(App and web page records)
....................
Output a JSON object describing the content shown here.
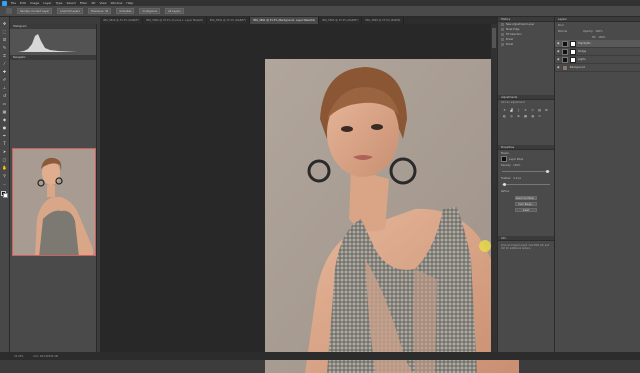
{
  "menu": {
    "items": [
      "File",
      "Edit",
      "Image",
      "Layer",
      "Type",
      "Select",
      "Filter",
      "3D",
      "View",
      "Window",
      "Help"
    ]
  },
  "options": {
    "fields": [
      "Sample: Current Layer",
      "Load All Layers",
      "Tolerance: 32",
      "Anti-alias",
      "Contiguous",
      "All Layers"
    ]
  },
  "tabs": [
    {
      "label": "IMG_5890 @ 33.3% (RGB/8*)",
      "active": false
    },
    {
      "label": "IMG_5890 @ 33.3% (Curves 1, Layer Mask/8)",
      "active": false
    },
    {
      "label": "IMG_5891 @ 33.3% (RGB/8*)",
      "active": false
    },
    {
      "label": "IMG_5891 @ 33.3% (Background, Layer Mask/16)",
      "active": true
    },
    {
      "label": "IMG_5895 @ 33.3% (RGB/8*)",
      "active": false
    },
    {
      "label": "IMG_5899 @ 33.3% (RGB/8)",
      "active": false
    }
  ],
  "panels": {
    "histogram": "Histogram",
    "navigator": "Navigator",
    "history": "History",
    "history_items": [
      "New Adjustment Layer",
      "Mask Edge",
      "Fill Selection",
      "Brush",
      "Brush"
    ],
    "adjustments": "Adjustments",
    "add_adjustment": "Add an adjustment",
    "properties": "Properties",
    "masks": "Masks",
    "layer_mask": "Layer Mask",
    "density": "Density:",
    "density_val": "100%",
    "feather": "Feather:",
    "feather_val": "0.0 px",
    "refine": "Refine:",
    "select_mask_btn": "Select and Mask...",
    "color_range_btn": "Color Range...",
    "invert_btn": "Invert",
    "info": "Info",
    "info_text": "Click and drag to paint. Use Shift, Alt, and Ctrl for additional options.",
    "layers": "Layers",
    "layers_kind": "Kind",
    "blend_mode": "Normal",
    "opacity_label": "Opacity:",
    "opacity_val": "100%",
    "fill_label": "Fill:",
    "fill_val": "100%",
    "layer_rows": [
      {
        "name": "Highlights",
        "thumb": "white",
        "selected": true
      },
      {
        "name": "Dodge",
        "thumb": "black",
        "selected": false
      },
      {
        "name": "Lights",
        "thumb": "black",
        "selected": false
      },
      {
        "name": "Background",
        "thumb": "photo",
        "selected": false
      }
    ]
  },
  "status": {
    "zoom": "33.33%",
    "doc": "Doc: 69.1M/345.4M"
  },
  "colors": {
    "accent": "#2fa3f7",
    "background_panel": "#4a4a4a",
    "canvas": "#282828",
    "nav_frame": "#d06060",
    "cursor": "#e8d84a"
  },
  "icons": [
    "move-icon",
    "marquee-icon",
    "lasso-icon",
    "quick-select-icon",
    "crop-icon",
    "eyedropper-icon",
    "healing-icon",
    "brush-icon",
    "stamp-icon",
    "history-brush-icon",
    "eraser-icon",
    "gradient-icon",
    "blur-icon",
    "dodge-icon",
    "pen-icon",
    "type-icon",
    "path-select-icon",
    "shape-icon",
    "hand-icon",
    "zoom-icon"
  ]
}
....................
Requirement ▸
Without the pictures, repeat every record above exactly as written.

Exercise response ▸
Output a JSON object describing the content shown here.
{
  "menu": {
    "items": [
      "File",
      "Edit",
      "Image",
      "Layer",
      "Type",
      "Select",
      "Filter",
      "3D",
      "View",
      "Window",
      "Help"
    ]
  },
  "options": {
    "fields": [
      "Sample: Current Layer",
      "Load All Layers",
      "Tolerance: 32",
      "Anti-alias",
      "Contiguous",
      "All Layers"
    ]
  },
  "tabs": [
    {
      "label": "IMG_5890 @ 33.3% (RGB/8*)",
      "active": false
    },
    {
      "label": "IMG_5890 @ 33.3% (Curves 1, Layer Mask/8)",
      "active": false
    },
    {
      "label": "IMG_5891 @ 33.3% (RGB/8*)",
      "active": false
    },
    {
      "label": "IMG_5891 @ 33.3% (Background, Layer Mask/16)",
      "active": true
    },
    {
      "label": "IMG_5895 @ 33.3% (RGB/8*)",
      "active": false
    },
    {
      "label": "IMG_5899 @ 33.3% (RGB/8)",
      "active": false
    }
  ],
  "panels": {
    "histogram": "Histogram",
    "navigator": "Navigator",
    "history": "History",
    "history_items": [
      "New Adjustment Layer",
      "Mask Edge",
      "Fill Selection",
      "Brush",
      "Brush"
    ],
    "adjustments": "Adjustments",
    "add_adjustment": "Add an adjustment",
    "properties": "Properties",
    "masks": "Masks",
    "layer_mask": "Layer Mask",
    "density": "Density:",
    "density_val": "100%",
    "feather": "Feather:",
    "feather_val": "0.0 px",
    "refine": "Refine:",
    "select_mask_btn": "Select and Mask...",
    "color_range_btn": "Color Range...",
    "invert_btn": "Invert",
    "info": "Info",
    "info_text": "Click and drag to paint. Use Shift, Alt, and Ctrl for additional options.",
    "layers": "Layers",
    "layers_kind": "Kind",
    "blend_mode": "Normal",
    "opacity_label": "Opacity:",
    "opacity_val": "100%",
    "fill_label": "Fill:",
    "fill_val": "100%",
    "layer_rows": [
      {
        "name": "Highlights",
        "thumb": "white",
        "selected": true
      },
      {
        "name": "Dodge",
        "thumb": "black",
        "selected": false
      },
      {
        "name": "Lights",
        "thumb": "black",
        "selected": false
      },
      {
        "name": "Background",
        "thumb": "photo",
        "selected": false
      }
    ]
  },
  "status": {
    "zoom": "33.33%",
    "doc": "Doc: 69.1M/345.4M"
  },
  "colors": {
    "accent": "#2fa3f7",
    "background_panel": "#4a4a4a",
    "canvas": "#282828",
    "nav_frame": "#d06060",
    "cursor": "#e8d84a"
  },
  "icons": [
    "move-icon",
    "marquee-icon",
    "lasso-icon",
    "quick-select-icon",
    "crop-icon",
    "eyedropper-icon",
    "healing-icon",
    "brush-icon",
    "stamp-icon",
    "history-brush-icon",
    "eraser-icon",
    "gradient-icon",
    "blur-icon",
    "dodge-icon",
    "pen-icon",
    "type-icon",
    "path-select-icon",
    "shape-icon",
    "hand-icon",
    "zoom-icon"
  ]
}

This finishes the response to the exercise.